◆ Exercise details
Note how many lines in the following material mention "icon", then give that number by itself.

◆ Extracted material
=== Begin Enclosure ===
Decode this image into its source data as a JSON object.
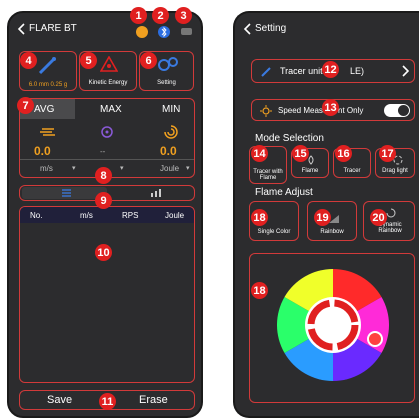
{
  "phone1": {
    "title": "FLARE BT",
    "top_cards": [
      {
        "label": "6.0 mm  0.25 g",
        "icon": "tracer-unit-icon"
      },
      {
        "label": "Kinetic Energy",
        "icon": "warning-triangle-icon"
      },
      {
        "label": "Setting",
        "icon": "gears-icon"
      }
    ],
    "tabs": [
      "AVG",
      "MAX",
      "MIN"
    ],
    "values": [
      "0.0",
      "--",
      "0.0"
    ],
    "units": [
      "m/s",
      "",
      "Joule"
    ],
    "table_headers": [
      "No.",
      "m/s",
      "RPS",
      "Joule"
    ],
    "save_label": "Save",
    "erase_label": "Erase"
  },
  "phone2": {
    "title": "Setting",
    "tracer_unit_label": "Tracer unit (",
    "tracer_unit_suffix": "LE)",
    "speed_only_label": "Speed Measu",
    "speed_only_suffix": "nt Only",
    "mode_section": "Mode Selection",
    "modes": [
      "Tracer with Flame",
      "Flame",
      "Tracer",
      "Drag light"
    ],
    "flame_section": "Flame Adjust",
    "flames": [
      "Single Color",
      "Rainbow",
      "Dynamic Rainbow"
    ]
  },
  "badges": [
    "1",
    "2",
    "3",
    "4",
    "5",
    "6",
    "7",
    "8",
    "9",
    "10",
    "11",
    "12",
    "13",
    "14",
    "15",
    "16",
    "17",
    "18",
    "19",
    "20",
    "18"
  ],
  "colors": {
    "accent": "#e02020",
    "value": "#f0a020",
    "bg": "#2c2c2e"
  }
}
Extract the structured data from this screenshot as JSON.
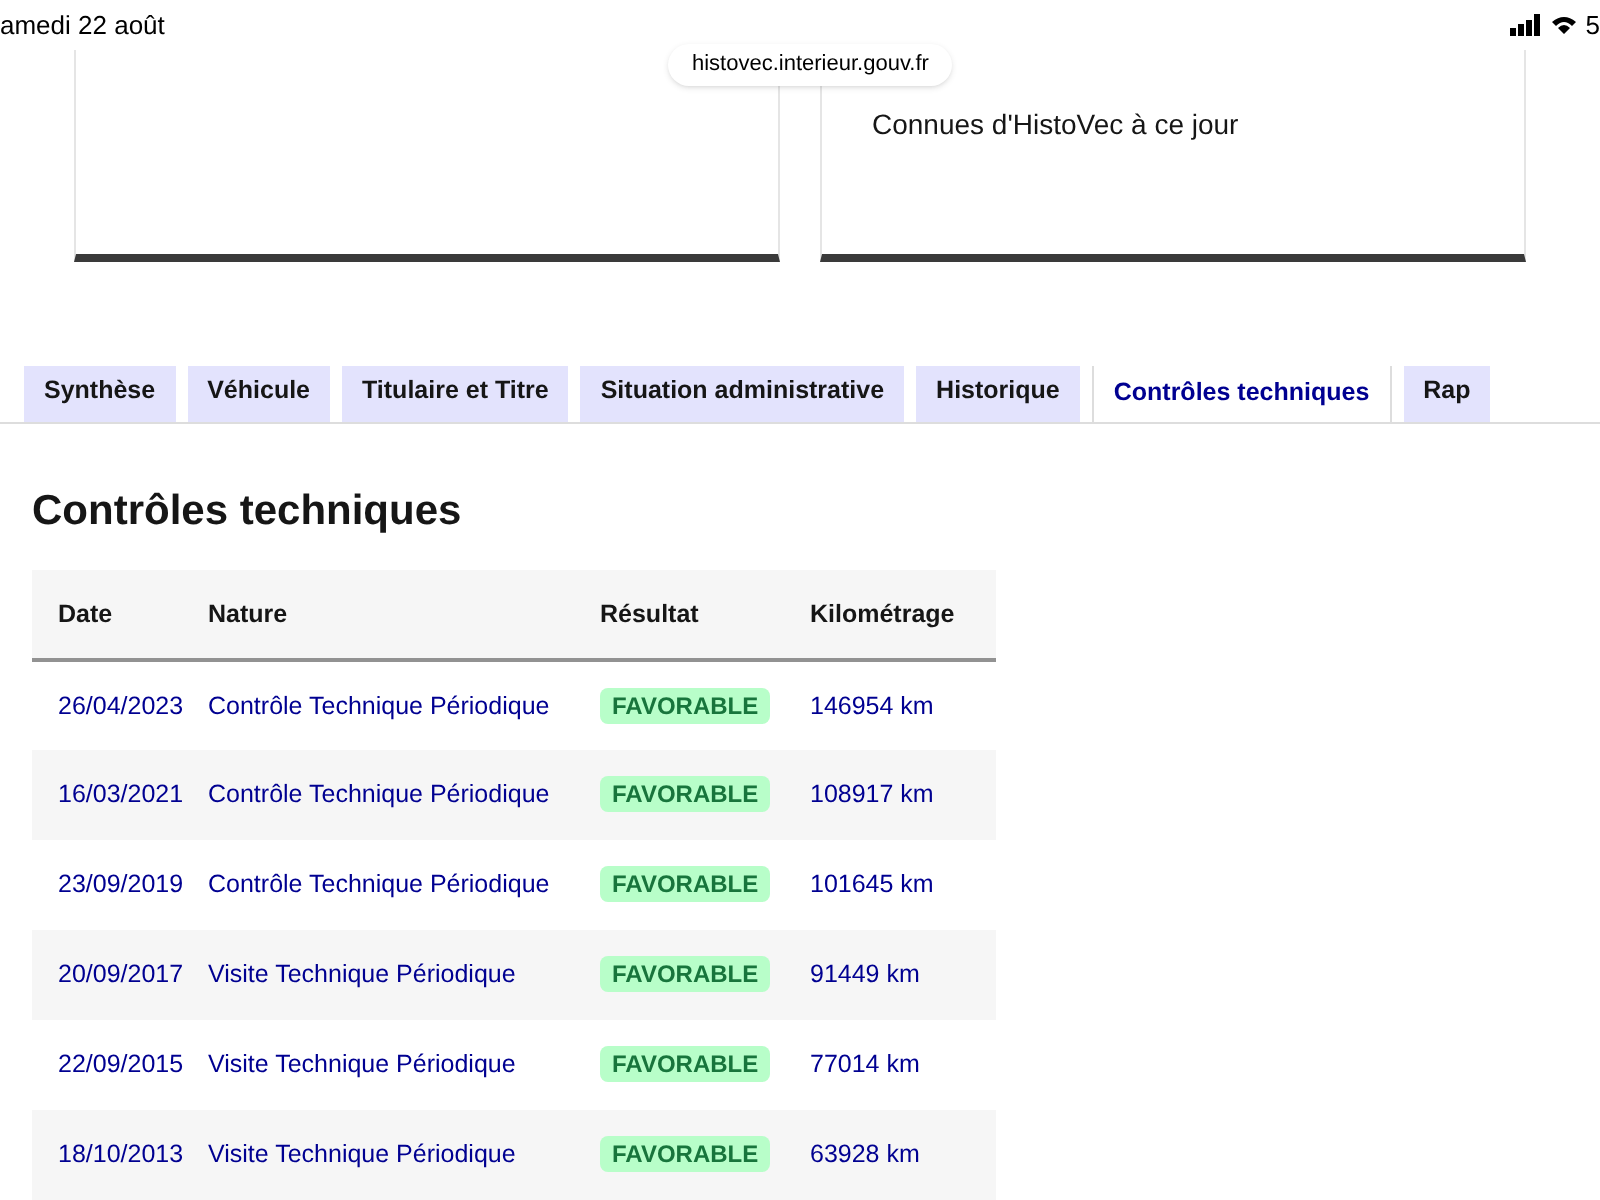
{
  "status_bar": {
    "time": "amedi 22 août",
    "url": "histovec.interieur.gouv.fr",
    "battery": "5"
  },
  "cards": [
    {
      "kind": "blank"
    },
    {
      "kind": "text",
      "text": "Connues d'HistoVec à ce jour"
    }
  ],
  "tabs": [
    {
      "label": "Synthèse",
      "selected": false
    },
    {
      "label": "Véhicule",
      "selected": false
    },
    {
      "label": "Titulaire et Titre",
      "selected": false
    },
    {
      "label": "Situation administrative",
      "selected": false
    },
    {
      "label": "Historique",
      "selected": false
    },
    {
      "label": "Contrôles techniques",
      "selected": true
    },
    {
      "label": "Rap",
      "selected": false
    }
  ],
  "section_title": "Contrôles techniques",
  "table": {
    "columns": [
      "Date",
      "Nature",
      "Résultat",
      "Kilométrage"
    ],
    "rows": [
      {
        "date": "26/04/2023",
        "nature": "Contrôle Technique Périodique",
        "result": "FAVORABLE",
        "km": "146954 km"
      },
      {
        "date": "16/03/2021",
        "nature": "Contrôle Technique Périodique",
        "result": "FAVORABLE",
        "km": "108917 km"
      },
      {
        "date": "23/09/2019",
        "nature": "Contrôle Technique Périodique",
        "result": "FAVORABLE",
        "km": "101645 km"
      },
      {
        "date": "20/09/2017",
        "nature": "Visite Technique Périodique",
        "result": "FAVORABLE",
        "km": "91449 km"
      },
      {
        "date": "22/09/2015",
        "nature": "Visite Technique Périodique",
        "result": "FAVORABLE",
        "km": "77014 km"
      },
      {
        "date": "18/10/2013",
        "nature": "Visite Technique Périodique",
        "result": "FAVORABLE",
        "km": "63928 km"
      }
    ]
  }
}
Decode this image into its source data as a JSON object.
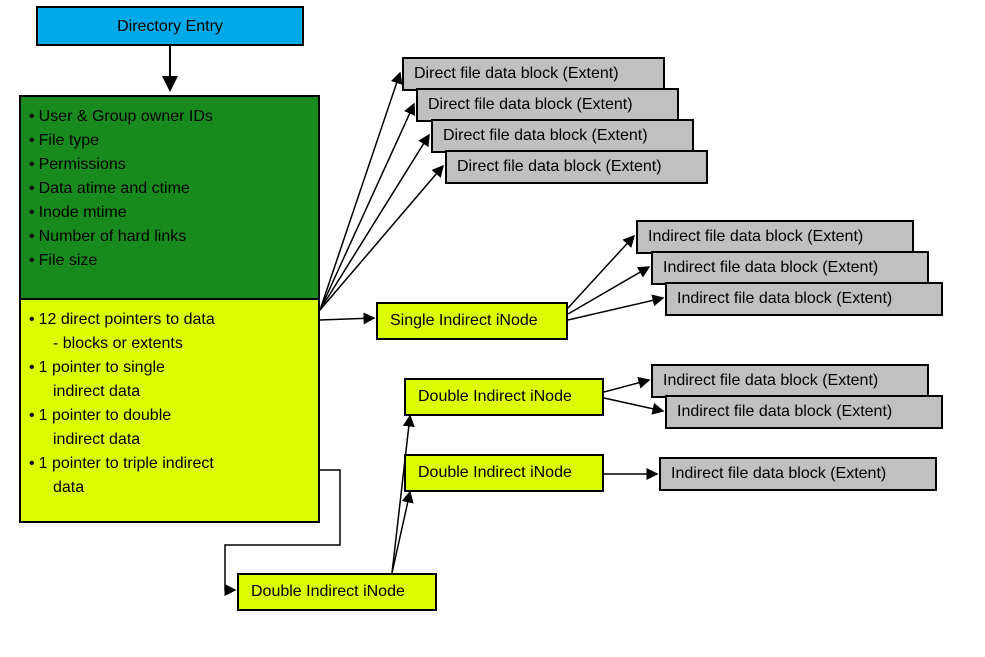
{
  "directoryEntry": {
    "label": "Directory Entry"
  },
  "inodeTop": {
    "items": [
      "User & Group owner IDs",
      "File type",
      "Permissions",
      "Data atime and ctime",
      "Inode mtime",
      "Number of hard links",
      "File size"
    ]
  },
  "inodeBottom": {
    "item1": "12 direct pointers to data",
    "item1sub": "- blocks or extents",
    "item2a": "1 pointer to single",
    "item2b": "indirect data",
    "item3a": "1 pointer to double",
    "item3b": "indirect data",
    "item4a": "1 pointer to triple indirect",
    "item4b": "data"
  },
  "directBlocks": {
    "b1": "Direct file data block (Extent)",
    "b2": "Direct file data block (Extent)",
    "b3": "Direct file data block (Extent)",
    "b4": "Direct file data block (Extent)"
  },
  "singleIndirect": {
    "label": "Single Indirect iNode"
  },
  "indirectBlocksA": {
    "b1": "Indirect file data block (Extent)",
    "b2": "Indirect file data block (Extent)",
    "b3": "Indirect file data block (Extent)"
  },
  "doubleIndirect1": {
    "label": "Double Indirect iNode"
  },
  "indirectBlocksB": {
    "b1": "Indirect file data block (Extent)",
    "b2": "Indirect file data block (Extent)"
  },
  "doubleIndirect2": {
    "label": "Double Indirect iNode"
  },
  "indirectBlocksC": {
    "b1": "Indirect file data block (Extent)"
  },
  "doubleIndirectBottom": {
    "label": "Double Indirect iNode"
  }
}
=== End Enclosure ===
◆ Answer
3